For two hours Gris watches Heller wander around campus, trying to plot out his impossible schedule in which he has two to three classes going on at the same time in different buildings, followed by an hour-long lull before the next barrage of education. Our villain exults at our hero's distress, and laughs that this nightmare of classwork goes on for seven days a week. I didn't know you could get classes on Sundays.
Not content to laugh at the mighty combat engineer brought low by an obstructive bureaucrat, Gris proceeds to laugh at all the stupid students carrying on around him, unaware of the fact that he's from another planet. Some of those stupid students remark on Heller's cleats and wonder if he's on the baseball team, and he gets a chorus of giggles by responding that "You can't get to first base" without them, dating advice that I'll have to keep in mind.
And then Epstein shows up, in a "shabby" suit (of course) and lugging a huge roll of paper. He prefers to go by Izzy, so Heller decides to go by Jet. It turns out that yes, Izzy did walk home sans clothing the other chapter, but hit the Salvation Army Good Will for some handouts. He's worked all night on his plan for Heller's road to riches, but the only materials available to write it out were from the art building. Hence the 1'x12' scroll of paper and the garish paints. Izzy unrolls the diagram with the help of onlooking students and attempts to explain the symbols and lines on it.
To summarize four pages of econobabble: Izzy is using his financial sorcery to set up an array of mask corporations, arbitrage networks, multinationals, private accounts in the Bahamas, and so forth to not only ensure Heller's prosperity but also his anonymity. His name won't appear anywhere on the paperwork. Furthermore, the way things are set up, the corporations Heller has invested in can go bankrupt to their hearts' content, and Heller can just sell his shares and move on. Manipulating currency alone will run a weekly profit, and Heller will be totally untouchable, immune to Mr. Bury's wrath.
And it wasn't until Heller came along that Izzy thought to do this? He never put these skills towards his own benefit, never fled the country and the IRS to make billions in some European banking hub?
His presentation mostly finished, Izzy brings up what he needs Heller's input for - the logo of Multinational, the parent advisory company that will be managing all these stock market shenanigans and financial magic tricks. It's an old round bomb with a lit fuse, because Izzy is a wacky pseudo-anarchist, remember? Heller's a bit confused by all this, but approves the design for the "chemical powder bomb" all the same.
It turns out that not only has Izzy come up with this economic plan, but he's also put Heller's two hundred bucks from the other day to good use. He was able to take it to a bank and prove that he's worth a five thousand dollar loan, which Izzy used to re-enroll in the university so he can get his doctor's. He even has a new thesis title - "The Use of Corporations in Undermining Totally the Existing World Order." It doesn't use the word "government," you see, so nobody objects to it.

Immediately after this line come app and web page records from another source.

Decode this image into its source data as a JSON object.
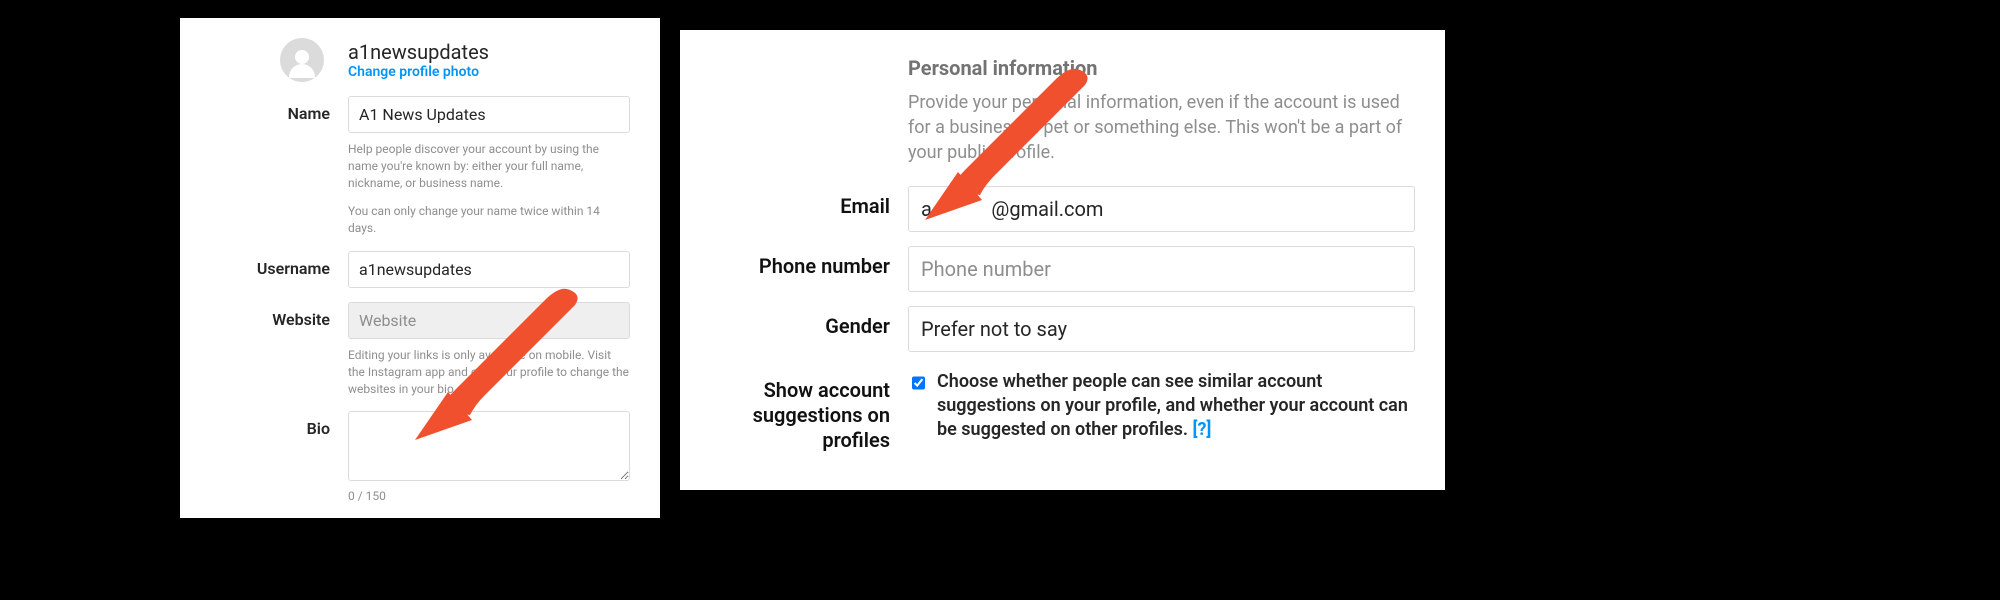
{
  "left": {
    "username_display": "a1newsupdates",
    "change_photo_label": "Change profile photo",
    "name_label": "Name",
    "name_value": "A1 News Updates",
    "name_help1": "Help people discover your account by using the name you're known by: either your full name, nickname, or business name.",
    "name_help2": "You can only change your name twice within 14 days.",
    "username_label": "Username",
    "username_value": "a1newsupdates",
    "website_label": "Website",
    "website_placeholder": "Website",
    "website_help": "Editing your links is only available on mobile. Visit the Instagram app and edit your profile to change the websites in your bio.",
    "bio_label": "Bio",
    "bio_value": "",
    "bio_counter": "0 / 150"
  },
  "right": {
    "section_title": "Personal information",
    "section_help": "Provide your personal information, even if the account is used for a business, a pet or something else. This won't be a part of your public profile.",
    "email_label": "Email",
    "email_value": "a            @gmail.com",
    "phone_label": "Phone number",
    "phone_placeholder": "Phone number",
    "gender_label": "Gender",
    "gender_value": "Prefer not to say",
    "suggestions_label": "Show account suggestions on profiles",
    "suggestions_text": "Choose whether people can see similar account suggestions on your profile, and whether your account can be suggested on other profiles. ",
    "suggestions_help_link": "[?]"
  }
}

His lengthy, tiring infodump completed, Izzy rolls up his economic blueprint to go home, over the objections of the onlooking students, who have alternately mistaken it for a banner announcing a new riot or some sort of psychedelic art project. Heller hands over another ten thousand bucks for Izzy to get started with, and the economist vows to have things up and running by Tuesday, which would mean something if we knew what day it was now.

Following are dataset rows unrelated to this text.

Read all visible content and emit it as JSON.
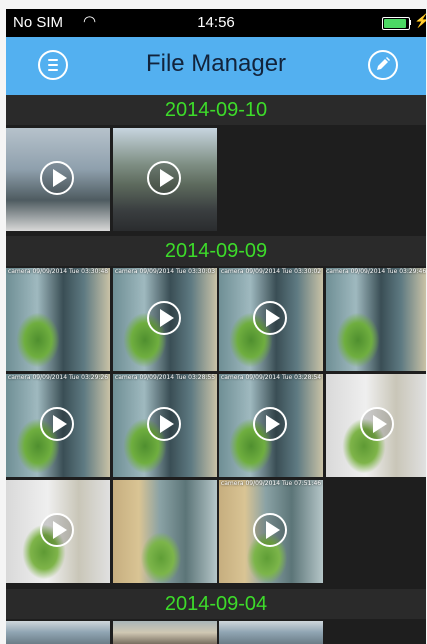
{
  "status_bar": {
    "carrier": "No SIM",
    "wifi_icon": "wifi-icon",
    "time": "14:56",
    "battery_level": 0.9,
    "charging_icon": "bolt-icon",
    "battery_color": "#4cd964"
  },
  "nav": {
    "title": "File Manager",
    "menu_icon": "menu-icon",
    "edit_icon": "pencil-icon",
    "bar_color": "#53b0f0"
  },
  "section_color": "#3ddb2a",
  "sections": [
    {
      "date": "2014-09-10",
      "items": [
        {
          "stamp": "",
          "video": true
        },
        {
          "stamp": "",
          "video": true
        }
      ]
    },
    {
      "date": "2014-09-09",
      "items": [
        {
          "stamp": "camera 09/09/2014 Tue 03:30:48",
          "video": false
        },
        {
          "stamp": "camera 09/09/2014 Tue 03:30:03",
          "video": true
        },
        {
          "stamp": "camera 09/09/2014 Tue 03:30:02",
          "video": true
        },
        {
          "stamp": "camera 09/09/2014 Tue 03:29:46",
          "video": false
        },
        {
          "stamp": "camera 09/09/2014 Tue 03:29:26",
          "video": true
        },
        {
          "stamp": "camera 09/09/2014 Tue 03:28:55",
          "video": true
        },
        {
          "stamp": "camera 09/09/2014 Tue 03:28:54",
          "video": true
        },
        {
          "stamp": "",
          "video": true
        },
        {
          "stamp": "",
          "video": true
        },
        {
          "stamp": "",
          "video": false
        },
        {
          "stamp": "camera 09/09/2014 Tue 07:51:46",
          "video": true
        }
      ]
    },
    {
      "date": "2014-09-04",
      "items": []
    }
  ]
}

And Gris decides that despite this majestic construct of dummy corporations and offshore bank accounts, Izzy is a neurotic shyster who is going to take Heller's money and run. So he doesn't need to do anything. Nope, he can keep watching Heller, and not worry that his nemesis is about to become obscenely wealthy. Everything will work out just fine. No need to get off the damned couch.
I laughed. Maybe that was the last Heller would ever see of him!
"Maybe." So Gris isn't sure, but is still content to continue to watch rather than interfere.
Hubbard? When your villains practically defeat themselves through their own apathy and stupidity, it kinda undermines your hero's accomplishments. You don't need to be a charismatic, superhuman space commando to defeat the likes of Soltan Gris. You just have to be slightly smarter than Soltan Gris, and that isn't difficult at all.
Back to Chapter Five